As I reached the top, a series of hemispherical mounds appeared. They were mostly earthen mounds with no opening. But I could see a couple of larger ones in the vicinity. Eventually I reached the one that had an opening, sort of a gate with a door made of stone. It reminded me of the little homes of the Hobbits. Only catch here is that the ones coming out will be the undead ones.
In spirit, these maidams were close to pyramids. The interiors of these mounds worked as crypts for burying dead kings along with valuable items and food for the afterlife. According to some details they also buried servants, pets, and even wives along with the dead king. I hope those stories are not true.
I climbed up the next hillock, overlooking the vast tea estates on the south. This is the point that gives a good 360 degree view of the area. I realized that there are even more maidams on the eastern side of this complex.
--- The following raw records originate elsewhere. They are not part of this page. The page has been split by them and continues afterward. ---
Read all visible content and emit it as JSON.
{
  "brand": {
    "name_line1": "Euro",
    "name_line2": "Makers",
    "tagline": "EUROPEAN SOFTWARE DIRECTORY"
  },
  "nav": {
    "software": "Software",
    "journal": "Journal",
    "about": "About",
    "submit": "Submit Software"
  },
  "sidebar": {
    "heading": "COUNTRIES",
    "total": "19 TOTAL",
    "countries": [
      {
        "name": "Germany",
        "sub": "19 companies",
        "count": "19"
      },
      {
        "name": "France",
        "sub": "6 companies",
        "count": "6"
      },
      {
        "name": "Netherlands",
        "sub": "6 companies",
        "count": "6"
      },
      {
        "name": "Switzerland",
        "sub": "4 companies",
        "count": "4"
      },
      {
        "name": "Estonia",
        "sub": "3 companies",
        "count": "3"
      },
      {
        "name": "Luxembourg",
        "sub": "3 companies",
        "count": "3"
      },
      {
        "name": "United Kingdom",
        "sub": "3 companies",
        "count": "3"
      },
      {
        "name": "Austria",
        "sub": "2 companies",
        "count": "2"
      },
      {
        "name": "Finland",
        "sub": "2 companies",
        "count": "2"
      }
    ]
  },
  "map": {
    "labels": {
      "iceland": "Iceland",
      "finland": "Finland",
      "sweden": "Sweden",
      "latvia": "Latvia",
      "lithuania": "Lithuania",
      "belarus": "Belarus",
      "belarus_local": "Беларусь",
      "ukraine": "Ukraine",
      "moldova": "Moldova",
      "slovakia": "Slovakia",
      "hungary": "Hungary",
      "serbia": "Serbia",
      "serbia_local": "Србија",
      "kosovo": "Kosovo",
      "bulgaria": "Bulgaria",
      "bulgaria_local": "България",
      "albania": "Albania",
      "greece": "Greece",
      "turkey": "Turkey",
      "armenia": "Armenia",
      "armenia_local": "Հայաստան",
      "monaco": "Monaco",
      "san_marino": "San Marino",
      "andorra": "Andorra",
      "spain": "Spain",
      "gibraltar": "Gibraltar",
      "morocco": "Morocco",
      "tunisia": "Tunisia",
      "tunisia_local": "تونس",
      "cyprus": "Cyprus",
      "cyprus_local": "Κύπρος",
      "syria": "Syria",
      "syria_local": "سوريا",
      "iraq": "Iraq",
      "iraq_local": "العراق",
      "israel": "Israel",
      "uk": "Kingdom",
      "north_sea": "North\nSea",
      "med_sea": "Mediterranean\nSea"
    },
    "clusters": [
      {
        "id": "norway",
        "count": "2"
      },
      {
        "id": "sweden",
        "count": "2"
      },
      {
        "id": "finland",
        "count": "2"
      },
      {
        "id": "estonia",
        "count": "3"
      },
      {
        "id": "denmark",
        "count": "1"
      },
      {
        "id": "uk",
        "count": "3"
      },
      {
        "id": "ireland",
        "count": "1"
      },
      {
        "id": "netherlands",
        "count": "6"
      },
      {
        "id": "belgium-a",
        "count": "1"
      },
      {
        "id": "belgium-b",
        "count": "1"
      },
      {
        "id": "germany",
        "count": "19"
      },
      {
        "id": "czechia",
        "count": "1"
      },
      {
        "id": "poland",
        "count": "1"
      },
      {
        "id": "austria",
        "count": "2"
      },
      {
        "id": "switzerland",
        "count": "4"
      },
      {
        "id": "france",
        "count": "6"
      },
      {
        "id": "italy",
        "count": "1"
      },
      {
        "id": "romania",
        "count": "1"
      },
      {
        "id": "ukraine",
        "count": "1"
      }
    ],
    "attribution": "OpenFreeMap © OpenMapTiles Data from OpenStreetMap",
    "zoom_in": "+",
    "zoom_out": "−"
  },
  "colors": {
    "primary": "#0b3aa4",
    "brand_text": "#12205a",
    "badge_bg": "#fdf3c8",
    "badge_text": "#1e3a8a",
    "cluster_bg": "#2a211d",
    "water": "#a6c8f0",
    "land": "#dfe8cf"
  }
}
It was getting dark so I came out and tried to reach that part. The entry to the eastern side had a separate gate and more importantly it was locked! It was only 4.30 PM but the people at the gate said that this other part closes down at 4 PM which really made no sense to me as the other side was still open. It looked like more of the same from outside so gave up on that and started coming out, while silently cursing the usual bureaucratic whimsy.
As I was coming out, I noticed a shiny oriental structure that nobody told me about earlier. It seemed to be a new structure but as you might have guessed it already, it had also closed down by then. But I did like the design of the building, basically a museum dedicated to Chaolung Sukaphaa, the founder of Ahom Kingdom. It is named evocatively as “Yunnan to Patkai to Che-Rai-Doi”, describing his epic journey.
It is noteworthy that the Ahoms gradually converted to Hinduism and gave up the practice of burying. But even then the ashes of some of the kings were buried. Over the years many of the maidams have been looted and vandalized. Originally there were more than 150 of these maidams in this area but only around 30 of them have now been protected by ASI. ALso, it would have been great to know which grave belonged to whom but I think that information is not available anymore.
I returned not fully satisfied but at the same time there was enough to see and ponder about. This is only the first glimpse of my recent trip. I will soon be back with much more of Sivasagar, and also of Majuli. Stay Tuned.
Charaideu Traveller FAQ:
How to reach Charaideu?
It is 30 KMs from Sivasagar town. Look for buses or shared vans going towards a place called Sonari. Ask the bus conductor tp drop you at the right place.
What to see at Charaideu?
There are “maidams” or royal graves of the Ahom Kings. There is also a small museum.
What are the timings?
Go early and try to wrap it up latest by 4 PM. Keep at least a couple of hours for siteseeiing.
What are the ticket price?
INR 15 for Indan travellers and INR 200 for foreign nationals including camera charge (non-commercial).